Content starts

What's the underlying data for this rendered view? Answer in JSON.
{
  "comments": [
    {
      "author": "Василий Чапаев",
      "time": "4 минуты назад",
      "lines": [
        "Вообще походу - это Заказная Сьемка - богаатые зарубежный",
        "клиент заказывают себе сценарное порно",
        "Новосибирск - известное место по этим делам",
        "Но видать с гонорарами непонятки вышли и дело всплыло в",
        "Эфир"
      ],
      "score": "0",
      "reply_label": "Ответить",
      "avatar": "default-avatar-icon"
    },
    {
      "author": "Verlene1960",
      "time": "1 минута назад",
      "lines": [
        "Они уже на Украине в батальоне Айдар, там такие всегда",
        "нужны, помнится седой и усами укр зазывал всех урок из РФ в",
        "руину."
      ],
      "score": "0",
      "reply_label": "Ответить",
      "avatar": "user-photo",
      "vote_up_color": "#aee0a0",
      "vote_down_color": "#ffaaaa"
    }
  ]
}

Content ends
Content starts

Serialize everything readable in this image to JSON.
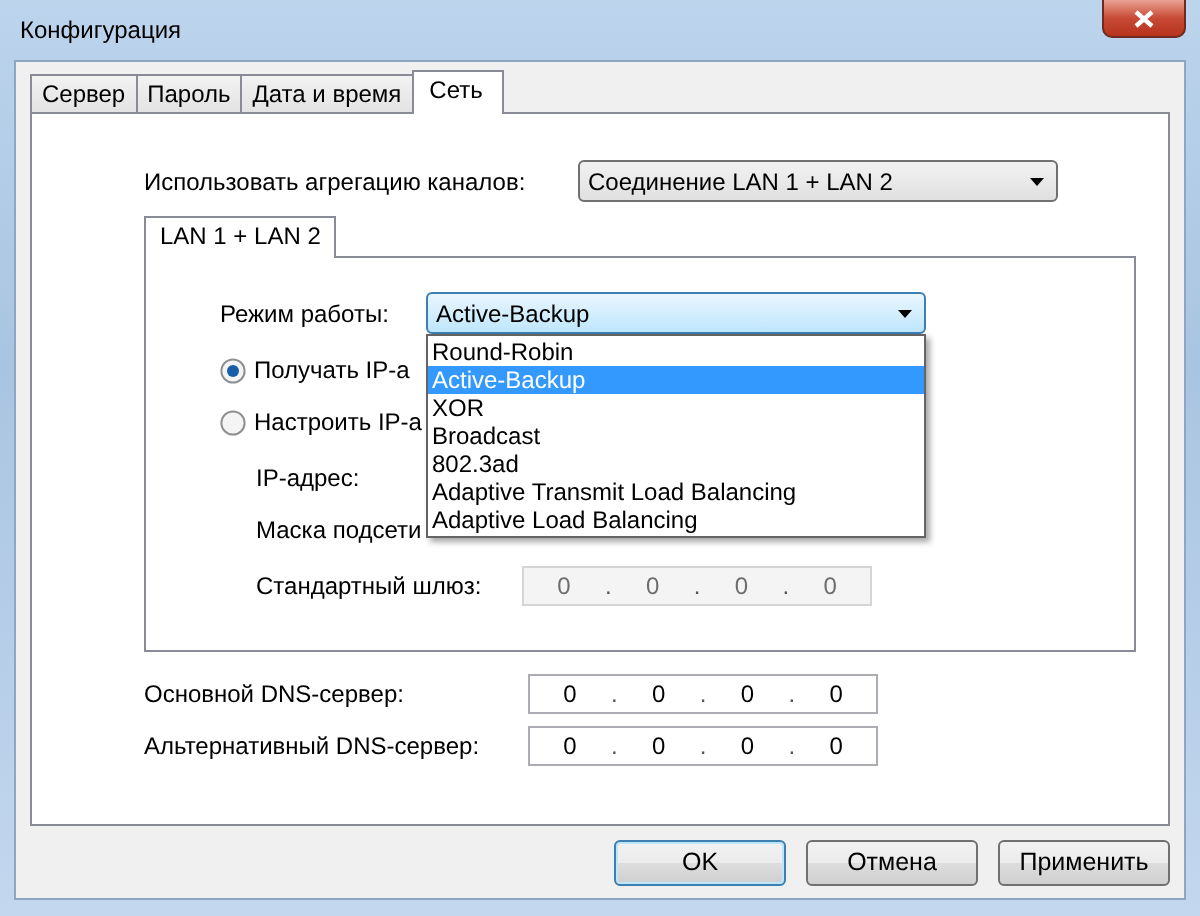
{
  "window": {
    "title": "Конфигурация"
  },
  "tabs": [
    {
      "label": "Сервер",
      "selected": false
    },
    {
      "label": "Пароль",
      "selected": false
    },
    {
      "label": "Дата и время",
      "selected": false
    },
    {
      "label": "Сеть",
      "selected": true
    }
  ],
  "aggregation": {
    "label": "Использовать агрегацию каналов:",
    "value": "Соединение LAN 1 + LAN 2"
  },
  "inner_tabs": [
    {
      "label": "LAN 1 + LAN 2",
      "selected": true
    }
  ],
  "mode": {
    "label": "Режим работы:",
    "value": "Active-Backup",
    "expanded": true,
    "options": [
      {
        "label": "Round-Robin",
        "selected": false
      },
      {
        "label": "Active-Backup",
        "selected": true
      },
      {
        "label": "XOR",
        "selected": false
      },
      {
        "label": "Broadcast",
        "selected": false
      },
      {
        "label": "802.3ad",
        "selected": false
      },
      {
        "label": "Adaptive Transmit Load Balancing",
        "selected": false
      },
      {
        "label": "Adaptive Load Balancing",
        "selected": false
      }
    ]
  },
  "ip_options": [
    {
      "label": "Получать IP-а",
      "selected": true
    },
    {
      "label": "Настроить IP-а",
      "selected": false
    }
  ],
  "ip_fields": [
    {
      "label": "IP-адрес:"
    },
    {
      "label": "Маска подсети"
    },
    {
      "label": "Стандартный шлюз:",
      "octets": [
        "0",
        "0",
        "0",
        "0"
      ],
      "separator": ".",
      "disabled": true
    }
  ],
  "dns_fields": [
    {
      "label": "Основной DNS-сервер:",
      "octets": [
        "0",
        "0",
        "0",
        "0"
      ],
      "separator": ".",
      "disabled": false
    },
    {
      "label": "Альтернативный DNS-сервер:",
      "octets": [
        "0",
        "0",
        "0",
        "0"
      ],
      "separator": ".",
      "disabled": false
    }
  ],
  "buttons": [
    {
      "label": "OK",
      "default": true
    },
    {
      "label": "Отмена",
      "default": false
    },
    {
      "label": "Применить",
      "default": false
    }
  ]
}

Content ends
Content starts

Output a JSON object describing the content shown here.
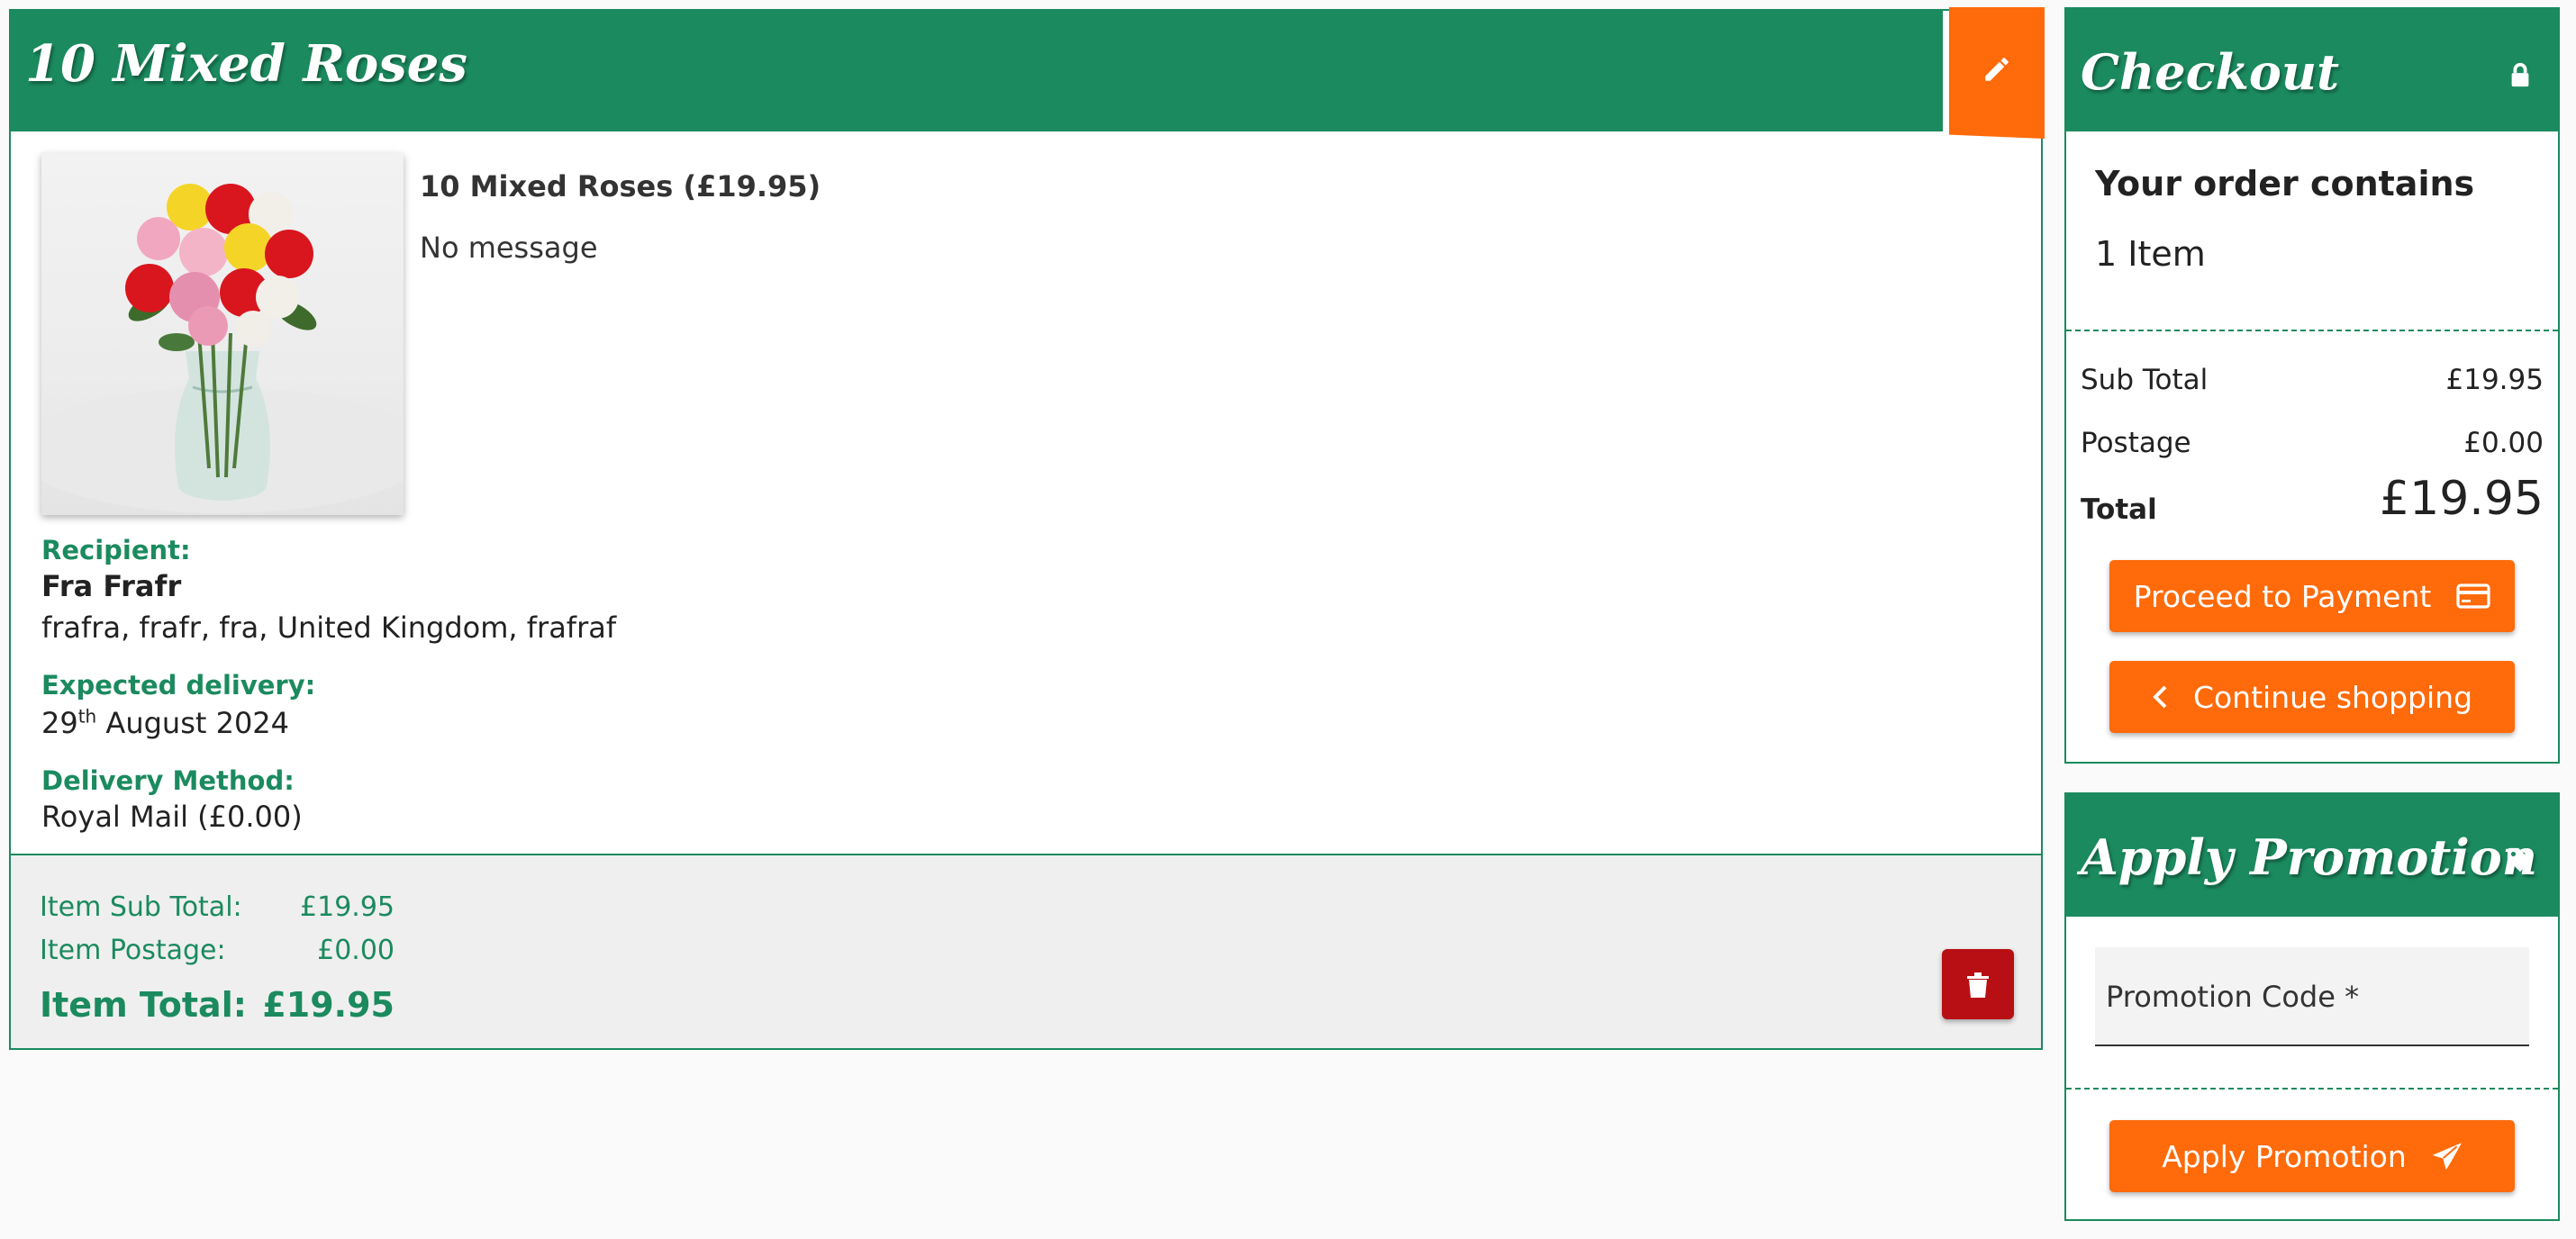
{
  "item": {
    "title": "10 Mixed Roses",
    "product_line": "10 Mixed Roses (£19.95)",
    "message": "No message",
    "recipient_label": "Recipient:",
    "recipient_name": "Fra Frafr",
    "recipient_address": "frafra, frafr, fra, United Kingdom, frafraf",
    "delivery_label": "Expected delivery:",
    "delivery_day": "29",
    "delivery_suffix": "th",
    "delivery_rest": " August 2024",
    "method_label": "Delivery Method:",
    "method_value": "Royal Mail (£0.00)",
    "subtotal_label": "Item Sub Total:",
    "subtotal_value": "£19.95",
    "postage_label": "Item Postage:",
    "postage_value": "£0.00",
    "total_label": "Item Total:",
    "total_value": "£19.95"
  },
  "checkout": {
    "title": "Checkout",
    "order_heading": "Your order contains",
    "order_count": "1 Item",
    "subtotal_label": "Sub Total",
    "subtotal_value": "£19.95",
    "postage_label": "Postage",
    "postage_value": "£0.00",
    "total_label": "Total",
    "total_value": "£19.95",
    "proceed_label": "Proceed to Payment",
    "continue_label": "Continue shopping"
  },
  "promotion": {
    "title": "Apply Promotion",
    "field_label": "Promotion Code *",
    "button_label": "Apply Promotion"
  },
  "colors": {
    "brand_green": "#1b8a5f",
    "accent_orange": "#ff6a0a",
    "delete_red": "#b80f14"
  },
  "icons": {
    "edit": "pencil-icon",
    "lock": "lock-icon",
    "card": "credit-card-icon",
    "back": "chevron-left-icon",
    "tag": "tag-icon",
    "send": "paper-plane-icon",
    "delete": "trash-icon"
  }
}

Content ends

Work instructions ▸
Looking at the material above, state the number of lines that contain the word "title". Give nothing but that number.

Response to this task ▸
4